Communities around Minnesota are eyeing transportation changes, including changes focused on accessibility.
Ramsey County is developing a long-range plan that will guide future county transportation investment decisions, leading to projects that are accessible to people of all ages and abilities. The public is invited to join the All-Abilities 2050 Transportation Plan, led by Ramsey County Public Works. It will incorporate community feedback to shape roadway, pedestrian, bike and public transportation investments for the next 27 years, through the year 2050.
The All-Abilities plan will influence the investment priorities for future Ramsey County transportation projects in collaboration with Minnesota Department of Transportation (MnDOT), Metro Transit, Ramsey County municipalities and Ramsey County transportation users. Engagement opportunities will take place online, virtually and in person, and will be available in multiple languages.

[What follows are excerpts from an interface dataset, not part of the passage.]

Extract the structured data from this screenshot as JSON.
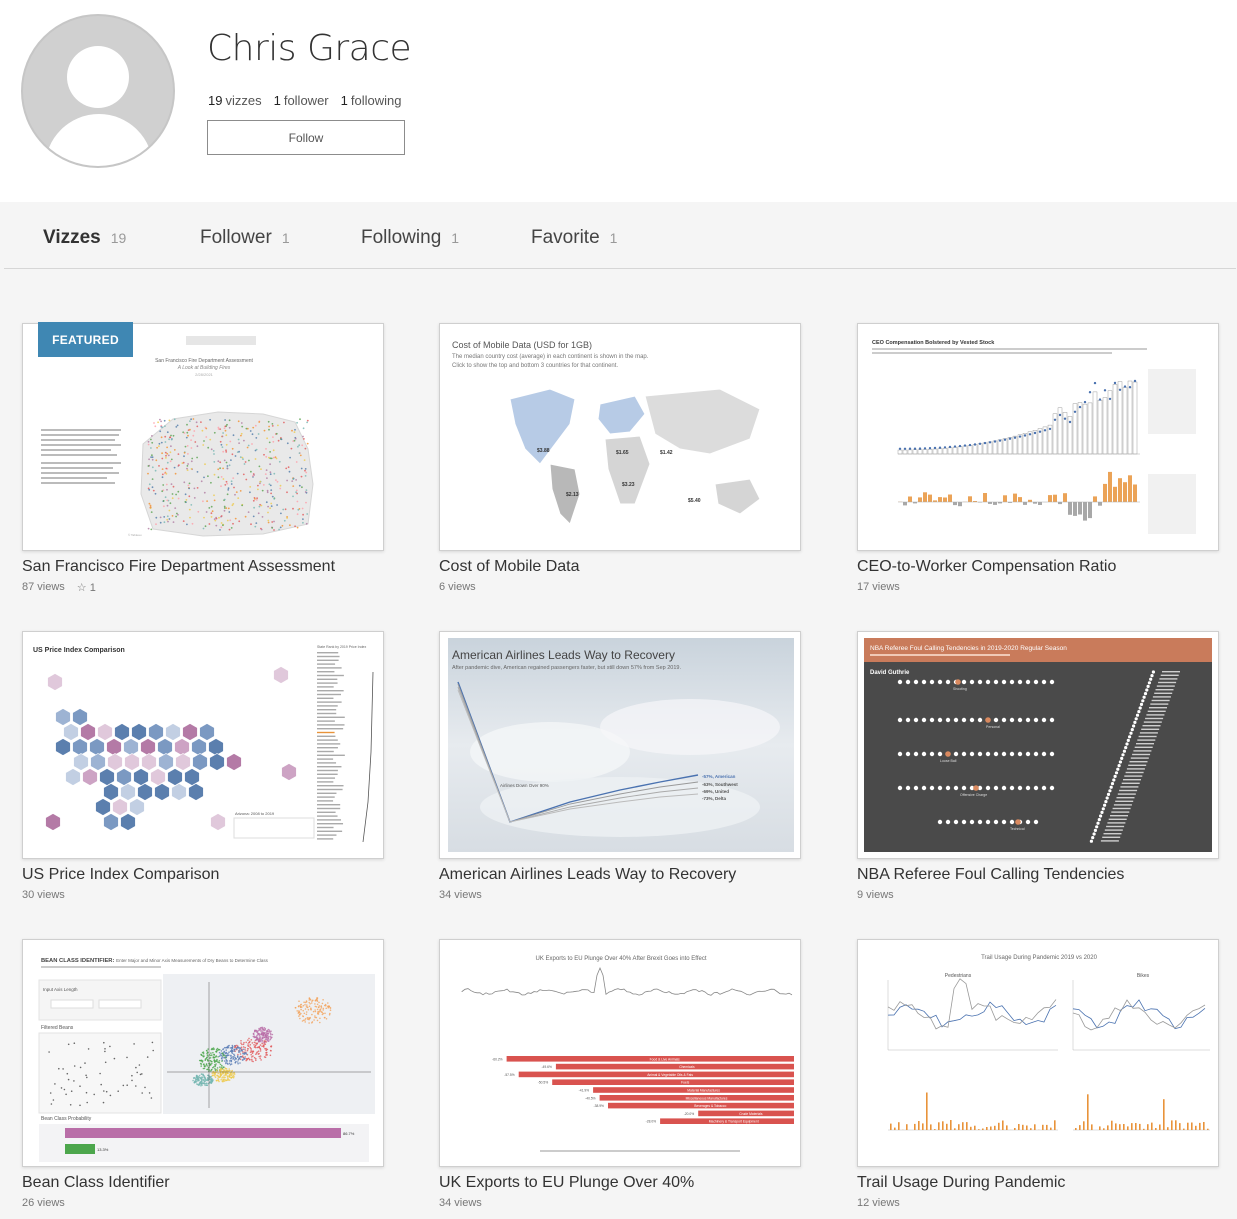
{
  "profile": {
    "name": "Chris Grace",
    "vizzes_count": "19",
    "vizzes_label": "vizzes",
    "follower_count": "1",
    "follower_label": "follower",
    "following_count": "1",
    "following_label": "following",
    "follow_button": "Follow",
    "avatar_icon": "user-avatar-placeholder"
  },
  "tabs": [
    {
      "label": "Vizzes",
      "count": "19",
      "active": true
    },
    {
      "label": "Follower",
      "count": "1",
      "active": false
    },
    {
      "label": "Following",
      "count": "1",
      "active": false
    },
    {
      "label": "Favorite",
      "count": "1",
      "active": false
    }
  ],
  "featured_badge": "FEATURED",
  "colors": {
    "featured": "#3f87b3",
    "orange": "#e8933a",
    "blue": "#5a7db5",
    "red": "#d9534f",
    "purple": "#b96ea8"
  },
  "cards": [
    {
      "title": "San Francisco Fire Department Assessment",
      "views": "87 views",
      "favorites": "1",
      "thumb": {
        "title": "San Francisco Fire Department Assessment",
        "subtitle": "A Look at Building Fires",
        "date": "2/28/2021"
      }
    },
    {
      "title": "Cost of Mobile Data",
      "views": "6 views",
      "thumb": {
        "title": "Cost of Mobile Data (USD for 1GB)",
        "line1": "The median country cost (average) in each continent is shown in the map.",
        "line2": "Click to show the top and bottom 3 countries for that continent.",
        "labels": [
          "$3.88",
          "$1.65",
          "$1.42",
          "$2.13",
          "$3.23",
          "$5.40"
        ]
      }
    },
    {
      "title": "CEO-to-Worker Compensation Ratio",
      "views": "17 views",
      "thumb": {
        "title": "CEO Compensation Bolstered by Vested Stock"
      }
    },
    {
      "title": "US Price Index Comparison",
      "views": "30 views",
      "thumb": {
        "title": "US Price Index Comparison",
        "legend_title": "State Rank by 2019 Price Index",
        "note": "Arizona: 2008 to 2019"
      }
    },
    {
      "title": "American Airlines Leads Way to Recovery",
      "views": "34 views",
      "thumb": {
        "title": "American Airlines Leads Way to Recovery",
        "subtitle": "After pandemic dive, American regained passengers faster, but still down 57% from Sep 2019.",
        "annotation": "Airlines Down Over 90%",
        "labels": [
          "-57%, American",
          "-63%, Southwest",
          "-69%, United",
          "-73%, Delta"
        ]
      }
    },
    {
      "title": "NBA Referee Foul Calling Tendencies",
      "views": "9 views",
      "thumb": {
        "title": "NBA Referee Foul Calling Tendencies in 2019-2020 Regular Season",
        "referee": "David Guthrie",
        "categories": [
          "Shooting",
          "Personal",
          "Loose Ball",
          "Offensive Charge",
          "Technical"
        ]
      }
    },
    {
      "title": "Bean Class Identifier",
      "views": "26 views",
      "thumb": {
        "title": "BEAN CLASS IDENTIFIER:",
        "title_rest": "Enter Major and Minor Axis Measurements of Dry Beans to Determine Class",
        "input_label": "Input Axis Length",
        "filtered_label": "Filtered Beans",
        "prob_label": "Bean Class Probability",
        "prob_values": [
          "86.7%",
          "13.3%"
        ]
      }
    },
    {
      "title": "UK Exports to EU Plunge Over 40%",
      "views": "34 views",
      "thumb": {
        "title": "UK Exports to EU Plunge Over 40% After Brexit Goes into Effect",
        "bars": [
          "Food & Live Animals",
          "Chemicals",
          "Animal & Vegetable Oils & Fats",
          "Fuels",
          "Material Manufactures",
          "Miscellaneous Manufactures",
          "Beverages & Tobacco",
          "Crude Materials",
          "Machinery & Transport Equipment"
        ],
        "values": [
          "-60.2%",
          "-49.6%",
          "-57.5%",
          "-50.5%",
          "-41.9%",
          "-40.5%",
          "-38.9%",
          "-20.0%",
          "-28.0%"
        ]
      }
    },
    {
      "title": "Trail Usage During Pandemic",
      "views": "12 views",
      "thumb": {
        "title": "Trail Usage During Pandemic 2019 vs 2020",
        "left": "Pedestrians",
        "right": "Bikes"
      }
    }
  ]
}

The planning process will take place over the course of the next year,
For more information about the plan and to learn about how to get involved, visit the project website ramseycounty.us/2050Transportation.
In west central Minnesota, the city of Willmar has received a $200,000 grant from the U.S. Department of Transportation, for the Safe Streets and Roads Program. The funding will allow the city to complete a citywide safety action plan to address safety, accessibility and equity concerns throughout the city’s transportation system.
Willmar received one of 12 grants awarded to communities in Minnesota, according to a news release from the U.S. Department of Transportation. There were 510 grant awards nationwide totaling $800 million.
The competitive grant program, established by President Joe Biden’s infrastructure law, provides $5 billion over five years for regional, local and tribal initiatives — from redesigned roads to better sidewalks and crosswalks — to prevent deaths and serious injuries on the nation’s roadways.
The Willmar Safety Action Plan developed with the grant will use data and best practices to improve traffic safety and save lives. It will study safety concerns and barriers to opportunity that adversely affect low-income communities and communities of Black and Indigenous people of color on roadways, particularly while walking and biking. Thirteen percent of Willmar’s residents have a disability.
Other applicants receiving awards in Minnesota are the Bois Forte Band of Chippewa; Hennepin County; Rochester-Olmsted Council of Governments; the St Louis County Department of Public Works; and the cities of Columbia Heights, Eagan, Elk River, Monticello, Red Wing, St. Louis Park and Woodbury.
(Source: Ramsey County, West Central Tribune)